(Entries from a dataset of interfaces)

========

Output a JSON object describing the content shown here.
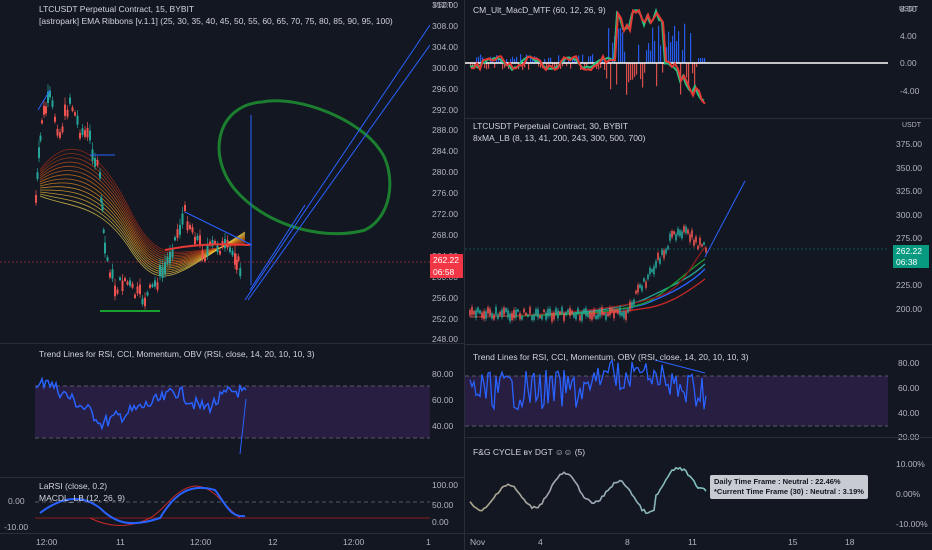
{
  "left": {
    "main": {
      "symbol": "LTCUSDT Perpetual Contract, 15, BYBIT",
      "indicator": "[astropark] EMA Ribbons [v.1.1] (25, 30, 35, 40, 45, 50, 55, 60, 65, 70, 75, 80, 85, 90, 95, 100)",
      "currency": "USDT",
      "price_axis": [
        "312.00",
        "308.00",
        "304.00",
        "300.00",
        "296.00",
        "292.00",
        "288.00",
        "284.00",
        "280.00",
        "276.00",
        "272.00",
        "268.00",
        "264.00",
        "260.00",
        "256.00",
        "252.00",
        "248.00"
      ],
      "price_tag": "262.22",
      "time_tag": "06:58"
    },
    "rsi_pane": {
      "title": "Trend Lines for RSI, CCI, Momentum, OBV (RSI, close, 14, 20, 10, 10, 3)",
      "axis": [
        "80.00",
        "60.00",
        "40.00"
      ]
    },
    "bottom_pane": {
      "title1": "LaRSI (close, 0.2)",
      "title2": "MACDL_LB (12, 26, 9)",
      "axis": [
        "100.00",
        "50.00",
        "0.00"
      ],
      "left_axis": [
        "0.00",
        "-10.00"
      ]
    },
    "time_axis": [
      "12:00",
      "11",
      "12:00",
      "12",
      "12:00",
      "1"
    ]
  },
  "right": {
    "macd": {
      "title": "CM_Ult_MacD_MTF (60, 12, 26, 9)",
      "currency": "USDT",
      "axis": [
        "8.00",
        "4.00",
        "0.00",
        "-4.00"
      ]
    },
    "main": {
      "symbol": "LTCUSDT Perpetual Contract, 30, BYBIT",
      "indicator": "8xMA_LB (8, 13, 41, 200, 243, 300, 500, 700)",
      "currency": "USDT",
      "price_axis": [
        "375.00",
        "350.00",
        "325.00",
        "300.00",
        "275.00",
        "250.00",
        "225.00",
        "200.00"
      ],
      "price_tag": "262.22",
      "time_tag": "06:38"
    },
    "rsi_pane": {
      "title": "Trend Lines for RSI, CCI, Momentum, OBV (RSI, close, 14, 20, 10, 10, 3)",
      "axis": [
        "80.00",
        "60.00",
        "40.00",
        "20.00"
      ]
    },
    "fg_pane": {
      "title": "F&G CYCLE ʙʏ DGT ☺☺ (5)",
      "axis": [
        "10.00%",
        "0.00%",
        "-10.00%"
      ],
      "tooltip_line1": "Daily Time Frame : Neutral : 22.46%",
      "tooltip_line2": "*Current Time Frame (30) : Neutral : 3.19%"
    },
    "time_axis": [
      "Nov",
      "4",
      "8",
      "11",
      "15",
      "18"
    ]
  },
  "colors": {
    "bg": "#131722",
    "up": "#26a69a",
    "down": "#ef5350",
    "rsi": "#2962ff",
    "price_tag_left": "#f23645",
    "price_tag_right": "#089981"
  }
}
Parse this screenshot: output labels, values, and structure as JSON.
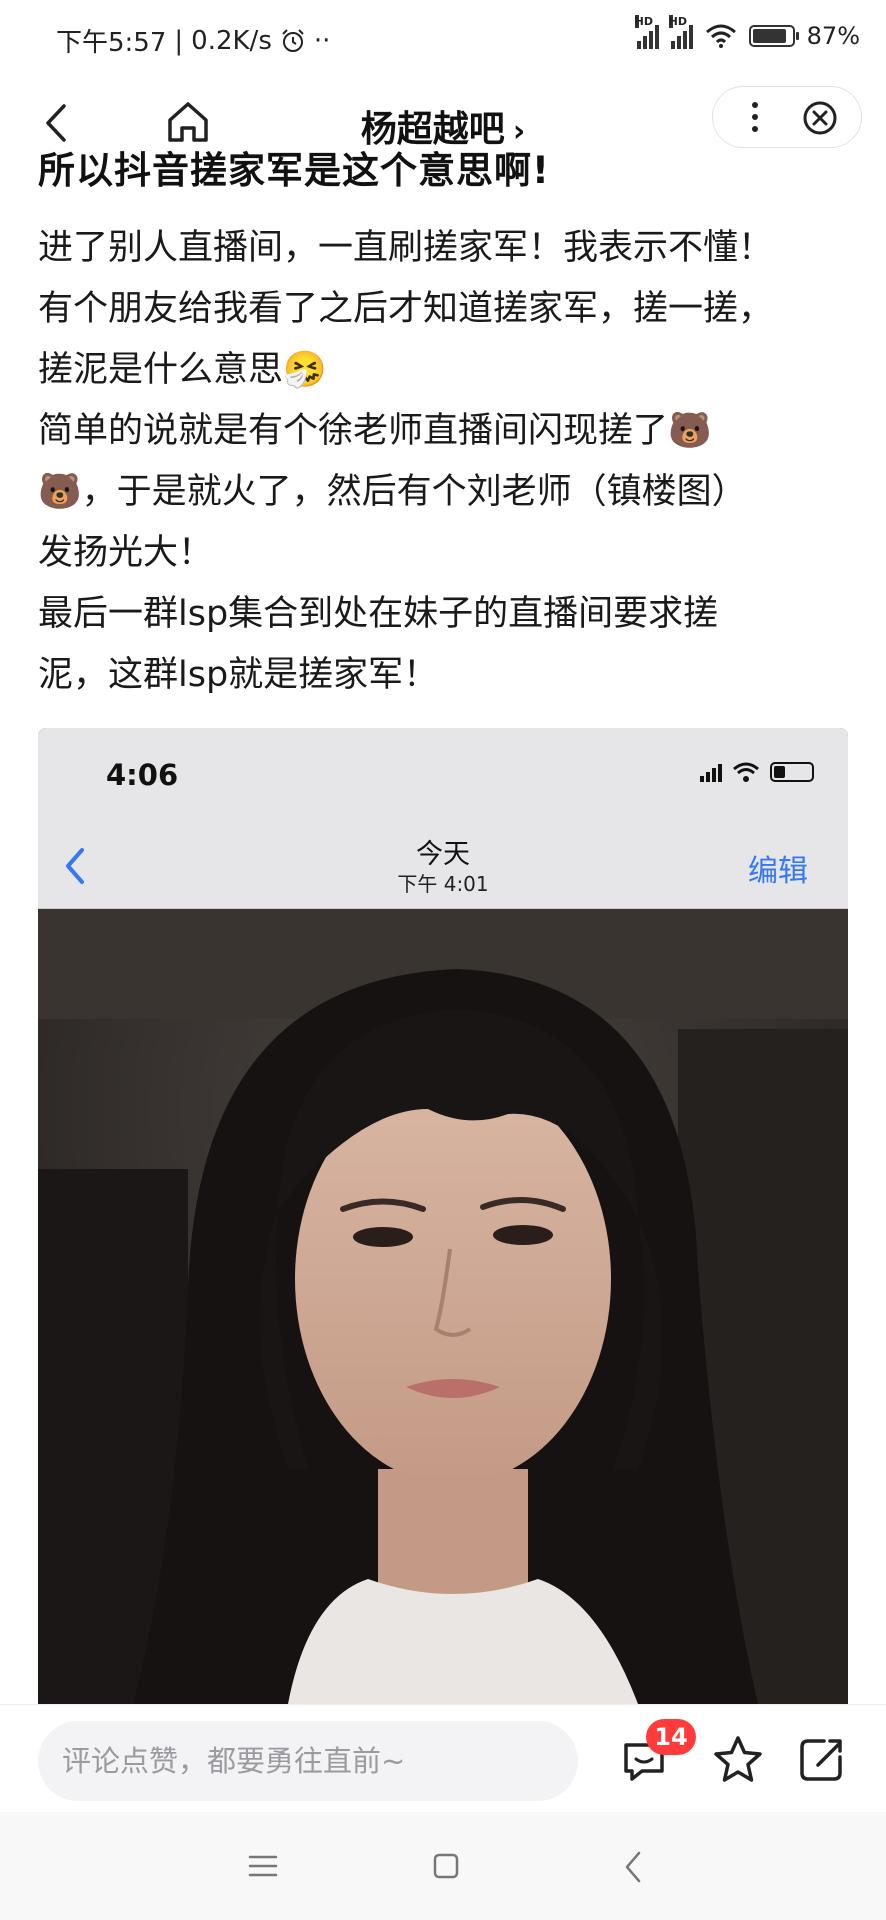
{
  "status_bar": {
    "time": "下午5:57",
    "speed": "0.2K/s",
    "extra": "··",
    "hd1": "HD",
    "hd2": "HD",
    "battery": "87%",
    "battery_level": 0.87
  },
  "nav": {
    "title": "杨超越吧",
    "title_chevron": "›",
    "icons": [
      "back-arrow-icon",
      "home-icon",
      "more-dots-icon",
      "close-circle-icon"
    ]
  },
  "post": {
    "title": "所以抖音搓家军是这个意思啊!",
    "paragraphs": [
      "进了别人直播间，一直刷搓家军！我表示不懂！",
      "有个朋友给我看了之后才知道搓家军，搓一搓，",
      "搓泥是什么意思🤧",
      "简单的说就是有个徐老师直播间闪现搓了🐻",
      "🐻，于是就火了，然后有个刘老师（镇楼图）",
      "发扬光大！",
      "最后一群lsp集合到处在妹子的直播间要求搓",
      "泥，这群lsp就是搓家军！"
    ]
  },
  "embedded_screenshot": {
    "time": "4:06",
    "title": "今天",
    "subtitle": "下午 4:01",
    "edit_label": "编辑",
    "battery_level": 0.3
  },
  "bottom_bar": {
    "comment_placeholder": "评论点赞，都要勇往直前~",
    "comment_count": "14"
  },
  "colors": {
    "accent_blue": "#3478f6",
    "badge_red": "#ff3b3b",
    "input_bg": "#f3f3f5"
  }
}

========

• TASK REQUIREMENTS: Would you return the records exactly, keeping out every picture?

• EXERCISE OUTPUT:
Output a JSON object describing the content shown here.
{
  "left": {
    "main": {
      "symbol": "LTCUSDT Perpetual Contract, 15, BYBIT",
      "indicator": "[astropark] EMA Ribbons [v.1.1] (25, 30, 35, 40, 45, 50, 55, 60, 65, 70, 75, 80, 85, 90, 95, 100)",
      "currency": "USDT",
      "price_axis": [
        "312.00",
        "308.00",
        "304.00",
        "300.00",
        "296.00",
        "292.00",
        "288.00",
        "284.00",
        "280.00",
        "276.00",
        "272.00",
        "268.00",
        "264.00",
        "260.00",
        "256.00",
        "252.00",
        "248.00"
      ],
      "price_tag": "262.22",
      "time_tag": "06:58"
    },
    "rsi_pane": {
      "title": "Trend Lines for RSI, CCI, Momentum, OBV (RSI, close, 14, 20, 10, 10, 3)",
      "axis": [
        "80.00",
        "60.00",
        "40.00"
      ]
    },
    "bottom_pane": {
      "title1": "LaRSI (close, 0.2)",
      "title2": "MACDL_LB (12, 26, 9)",
      "axis": [
        "100.00",
        "50.00",
        "0.00"
      ],
      "left_axis": [
        "0.00",
        "-10.00"
      ]
    },
    "time_axis": [
      "12:00",
      "11",
      "12:00",
      "12",
      "12:00",
      "1"
    ]
  },
  "right": {
    "macd": {
      "title": "CM_Ult_MacD_MTF (60, 12, 26, 9)",
      "currency": "USDT",
      "axis": [
        "8.00",
        "4.00",
        "0.00",
        "-4.00"
      ]
    },
    "main": {
      "symbol": "LTCUSDT Perpetual Contract, 30, BYBIT",
      "indicator": "8xMA_LB (8, 13, 41, 200, 243, 300, 500, 700)",
      "currency": "USDT",
      "price_axis": [
        "375.00",
        "350.00",
        "325.00",
        "300.00",
        "275.00",
        "250.00",
        "225.00",
        "200.00"
      ],
      "price_tag": "262.22",
      "time_tag": "06:38"
    },
    "rsi_pane": {
      "title": "Trend Lines for RSI, CCI, Momentum, OBV (RSI, close, 14, 20, 10, 10, 3)",
      "axis": [
        "80.00",
        "60.00",
        "40.00",
        "20.00"
      ]
    },
    "fg_pane": {
      "title": "F&G CYCLE ʙʏ DGT ☺☺ (5)",
      "axis": [
        "10.00%",
        "0.00%",
        "-10.00%"
      ],
      "tooltip_line1": "Daily Time Frame : Neutral : 22.46%",
      "tooltip_line2": "*Current Time Frame (30) : Neutral : 3.19%"
    },
    "time_axis": [
      "Nov",
      "4",
      "8",
      "11",
      "15",
      "18"
    ]
  },
  "colors": {
    "bg": "#131722",
    "up": "#26a69a",
    "down": "#ef5350",
    "rsi": "#2962ff",
    "price_tag_left": "#f23645",
    "price_tag_right": "#089981"
  }
}
Parse this screenshot: output labels, values, and structure as JSON.
{
  "status_bar": {
    "time": "下午5:57",
    "speed": "0.2K/s",
    "extra": "··",
    "hd1": "HD",
    "hd2": "HD",
    "battery": "87%",
    "battery_level": 0.87
  },
  "nav": {
    "title": "杨超越吧",
    "title_chevron": "›",
    "icons": [
      "back-arrow-icon",
      "home-icon",
      "more-dots-icon",
      "close-circle-icon"
    ]
  },
  "post": {
    "title": "所以抖音搓家军是这个意思啊!",
    "paragraphs": [
      "进了别人直播间，一直刷搓家军！我表示不懂！",
      "有个朋友给我看了之后才知道搓家军，搓一搓，",
      "搓泥是什么意思🤧",
      "简单的说就是有个徐老师直播间闪现搓了🐻",
      "🐻，于是就火了，然后有个刘老师（镇楼图）",
      "发扬光大！",
      "最后一群lsp集合到处在妹子的直播间要求搓",
      "泥，这群lsp就是搓家军！"
    ]
  },
  "embedded_screenshot": {
    "time": "4:06",
    "title": "今天",
    "subtitle": "下午 4:01",
    "edit_label": "编辑",
    "battery_level": 0.3
  },
  "bottom_bar": {
    "comment_placeholder": "评论点赞，都要勇往直前~",
    "comment_count": "14"
  },
  "colors": {
    "accent_blue": "#3478f6",
    "badge_red": "#ff3b3b",
    "input_bg": "#f3f3f5"
  }
}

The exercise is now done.